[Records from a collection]
[Start of Attachment]

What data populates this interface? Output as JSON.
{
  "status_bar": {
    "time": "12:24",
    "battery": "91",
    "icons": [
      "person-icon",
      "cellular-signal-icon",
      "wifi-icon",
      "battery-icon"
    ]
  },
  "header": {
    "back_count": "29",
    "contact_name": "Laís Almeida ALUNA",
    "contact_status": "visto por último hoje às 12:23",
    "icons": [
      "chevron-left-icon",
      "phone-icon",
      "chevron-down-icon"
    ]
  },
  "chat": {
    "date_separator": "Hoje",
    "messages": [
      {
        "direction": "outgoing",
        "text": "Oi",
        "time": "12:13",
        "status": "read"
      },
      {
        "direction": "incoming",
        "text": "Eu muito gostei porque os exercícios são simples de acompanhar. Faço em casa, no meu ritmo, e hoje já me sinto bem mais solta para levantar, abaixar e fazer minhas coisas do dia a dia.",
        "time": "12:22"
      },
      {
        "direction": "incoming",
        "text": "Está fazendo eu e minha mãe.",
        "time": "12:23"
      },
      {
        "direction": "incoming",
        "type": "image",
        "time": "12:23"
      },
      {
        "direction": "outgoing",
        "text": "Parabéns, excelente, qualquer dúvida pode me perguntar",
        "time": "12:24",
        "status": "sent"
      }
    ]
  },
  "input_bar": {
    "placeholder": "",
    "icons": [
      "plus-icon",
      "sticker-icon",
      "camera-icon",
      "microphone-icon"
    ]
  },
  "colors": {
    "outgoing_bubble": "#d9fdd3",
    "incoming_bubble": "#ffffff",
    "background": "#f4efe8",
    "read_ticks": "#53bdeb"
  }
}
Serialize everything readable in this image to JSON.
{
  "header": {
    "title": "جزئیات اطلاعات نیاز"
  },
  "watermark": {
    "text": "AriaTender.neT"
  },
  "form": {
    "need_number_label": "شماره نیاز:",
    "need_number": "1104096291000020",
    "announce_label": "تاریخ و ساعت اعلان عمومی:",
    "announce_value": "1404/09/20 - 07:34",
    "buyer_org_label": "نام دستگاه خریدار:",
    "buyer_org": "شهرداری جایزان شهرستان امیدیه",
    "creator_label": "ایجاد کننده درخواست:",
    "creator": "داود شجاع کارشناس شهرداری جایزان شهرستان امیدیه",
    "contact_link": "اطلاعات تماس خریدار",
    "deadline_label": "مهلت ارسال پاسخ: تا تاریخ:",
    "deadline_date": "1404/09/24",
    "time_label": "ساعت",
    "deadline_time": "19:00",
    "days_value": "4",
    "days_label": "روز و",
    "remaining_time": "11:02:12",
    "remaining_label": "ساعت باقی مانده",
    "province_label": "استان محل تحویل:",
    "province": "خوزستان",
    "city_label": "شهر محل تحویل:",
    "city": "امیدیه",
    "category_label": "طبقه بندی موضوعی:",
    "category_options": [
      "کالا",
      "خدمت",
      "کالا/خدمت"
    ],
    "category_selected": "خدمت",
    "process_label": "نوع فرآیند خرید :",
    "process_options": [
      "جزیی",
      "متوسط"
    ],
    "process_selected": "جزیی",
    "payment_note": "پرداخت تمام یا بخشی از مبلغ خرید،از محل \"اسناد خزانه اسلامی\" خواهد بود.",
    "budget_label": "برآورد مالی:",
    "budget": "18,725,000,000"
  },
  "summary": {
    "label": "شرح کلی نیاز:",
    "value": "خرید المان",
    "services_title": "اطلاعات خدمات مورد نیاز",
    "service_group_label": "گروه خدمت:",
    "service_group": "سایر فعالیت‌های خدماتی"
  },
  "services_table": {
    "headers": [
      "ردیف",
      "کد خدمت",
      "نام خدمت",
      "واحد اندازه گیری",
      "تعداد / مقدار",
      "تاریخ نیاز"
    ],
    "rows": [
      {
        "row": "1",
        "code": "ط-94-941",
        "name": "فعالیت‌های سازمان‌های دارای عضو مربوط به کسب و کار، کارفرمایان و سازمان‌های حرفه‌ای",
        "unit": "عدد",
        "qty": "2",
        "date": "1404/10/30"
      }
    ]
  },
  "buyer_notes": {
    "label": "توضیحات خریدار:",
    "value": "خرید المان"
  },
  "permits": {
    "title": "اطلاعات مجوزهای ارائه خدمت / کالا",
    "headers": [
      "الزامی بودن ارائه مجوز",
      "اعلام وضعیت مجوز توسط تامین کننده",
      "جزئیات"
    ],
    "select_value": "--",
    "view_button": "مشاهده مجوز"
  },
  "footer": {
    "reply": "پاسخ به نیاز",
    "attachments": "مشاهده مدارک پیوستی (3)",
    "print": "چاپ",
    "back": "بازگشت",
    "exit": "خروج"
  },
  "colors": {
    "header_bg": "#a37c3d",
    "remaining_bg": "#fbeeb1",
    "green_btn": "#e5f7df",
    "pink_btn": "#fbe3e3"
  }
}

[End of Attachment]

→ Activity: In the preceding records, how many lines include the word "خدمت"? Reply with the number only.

→ Answer below: 7